This driver should be off the road. The laws should be fair. That much is clear. What’s unclear is: What the fuck are cars still doing in NYC? Get your collective transportation shit together, major metropoli of the world.
One reason the pedestrian (and bike) death toll continues to rise is because “the default charge for unlicensed drivers who kill people or commit other serious infractions” is “the charge of third degree aggravated unlicensed operation” which is “the least serious infraction that an unlicensed motorist who kills a pedestrian can be charged with”.
Cause, meet effect.
Also, given this lawless wild west, the selective pressures that do remain on who drives in a city are creating a bizarre monster. It such an infuriating mess that only the insane, narcissistic or just plain stupid spend a significant amount of time driving in a place like NYC. Of course, there are those who have to drive professionally, and a handful of other unavoidable reasons, but judging from the blatant disregard for life shown by professional drivers, even they are driven mad by the concrete maze.
The part that sounds crazy: does that imply that the least-serious charge for licensed drivers is stiffer than the worst one for unlicensed drivers? It wouldn’t surprise me; the law is not always logical.
If you have read the dozens and dozens of stories of pedestrians killed by drivers in Manhattan, you realize just how easy it is to get away with manslaughter or even murder using a car. In almost every circumstance where drivers “accidentally” ended another person’s life, all they had to say was, “I didn’t see them crossing” and the police let you go. That’s it. No investigation, no nothing. If you want to kill someone in Manhattan just run them over and say you didn’t see it.
Sounds like time for the family of the deceased to follow up with a very expensive civil suit.
I need more info -
- Was the accident determined to be his fault?
- Was the accident caused by breaking any laws (other than driving with out a license)?
3) Why didn’t he have a license?
So by your quotes, are you saying that most or many cases of people getting hit by cars is from people intentionally hitting them?
Blind bias is a powerful thing.

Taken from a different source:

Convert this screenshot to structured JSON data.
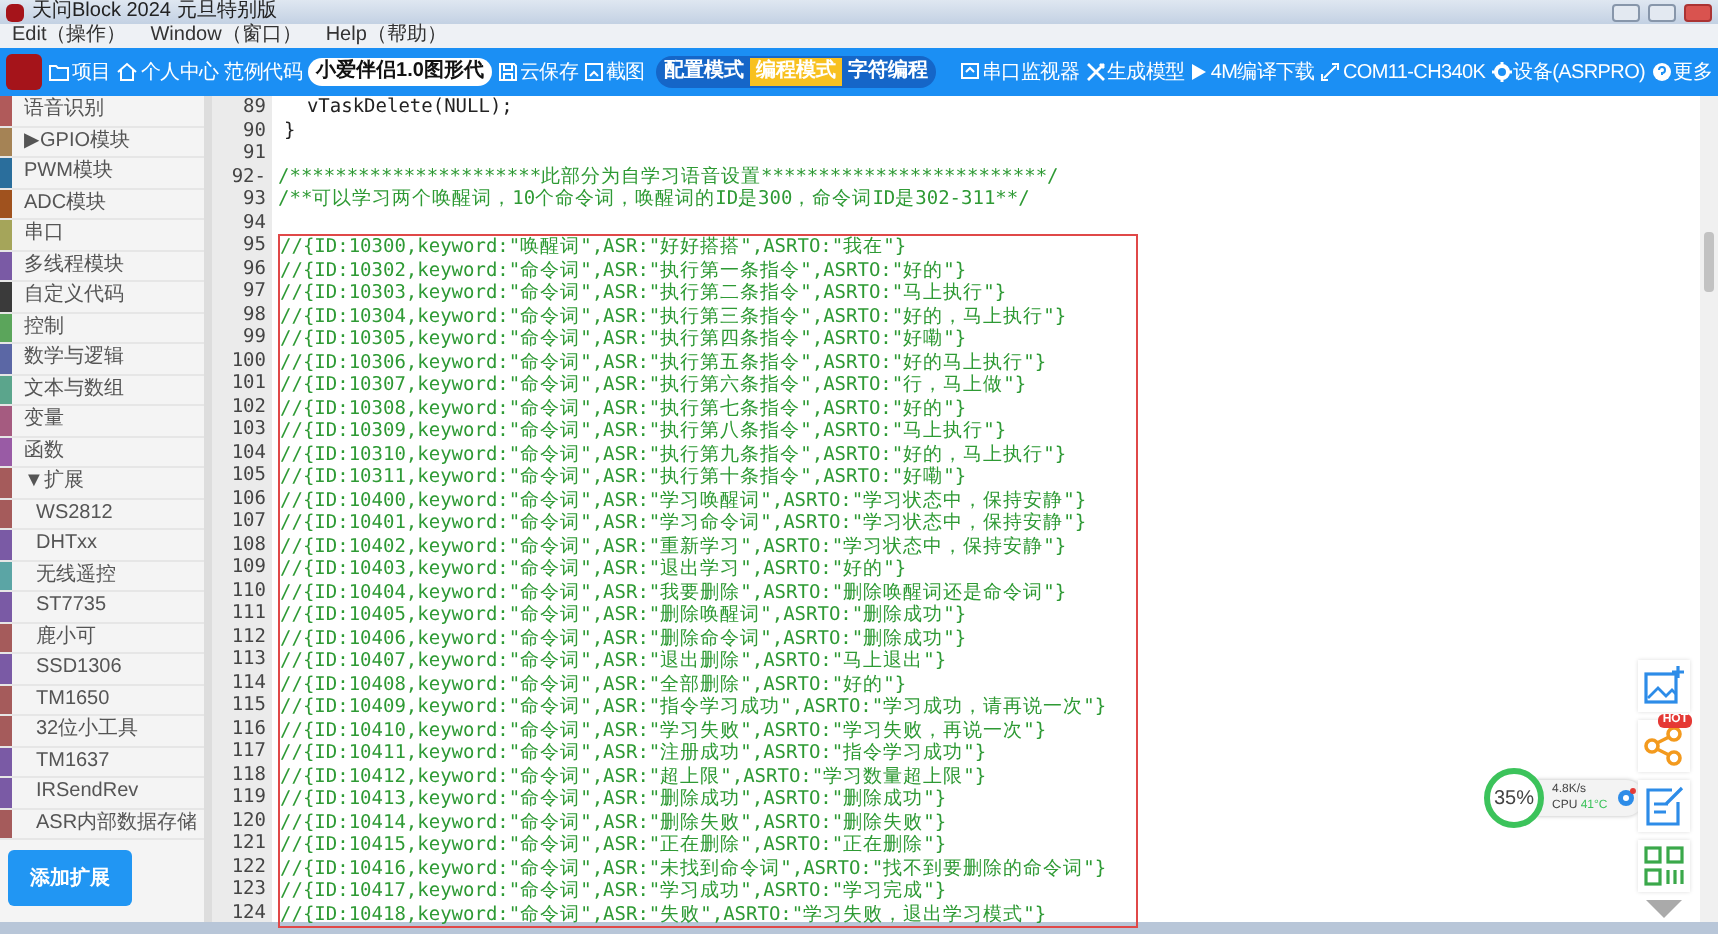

It is amazing how you don’t see something you don’t expect to see.
There’s a big difference between “intention” and “not giving a rat’s ass.”
A) driving fast enough to kill somebody in NYC in an area where there are senior pedestrians
B) not expecting / Accounting for jaywalkers in NYC
you caused the accident
A) It is exceedingly easy to kill somebody with a car even at very low speeds. Particularly senior citizens who tend towards less than perfect health to begin with (though 66 is a fairly young senior citizen)
B) I’m not sure how you can drive at speed limit speeds and still be able to avoid all jaywalkers (particularly those not paying attention/texting/listening to music/etc). Having said that, that has nothing to do with this case as the victim was in a crosswalk, and had the right of way (according to the headline and very first line of the linked article).
I’m being intentionally unreasonable here as I believe that if non-deadly speeds are too slow to drive, too effin’ bad in a city this dense, don’t drive.
Agreed, I was just responding to the hypothetical that was presented that it “might be the pedestrian’s fault”
Apologies. Posting in a hurry, I sometimes miss sarcasm cues
I don’t know about New York, but in a lot of states, a pedestrian in a marked crosswalk always has the right of way.
Yes, but if a person walks out in a way so that a driver couldn’t possibly stop - I don’t see it as his fault. Legally, though, you’re probably right.
A friend of mine was recently fined $550 for driving 72 in a 55 zone in New York state, caught by a cop sitting at a speed trap. It’s good to know that he could have murdered someone and saved $150.
Sounds like time for the family of the deceased to follow up with a very expensive civil suit
Or a very extensive ass beating
No, else there would have been no citation at all. When you get 4 digits in the billions column the fabric of law warps under the pressure of all those digits.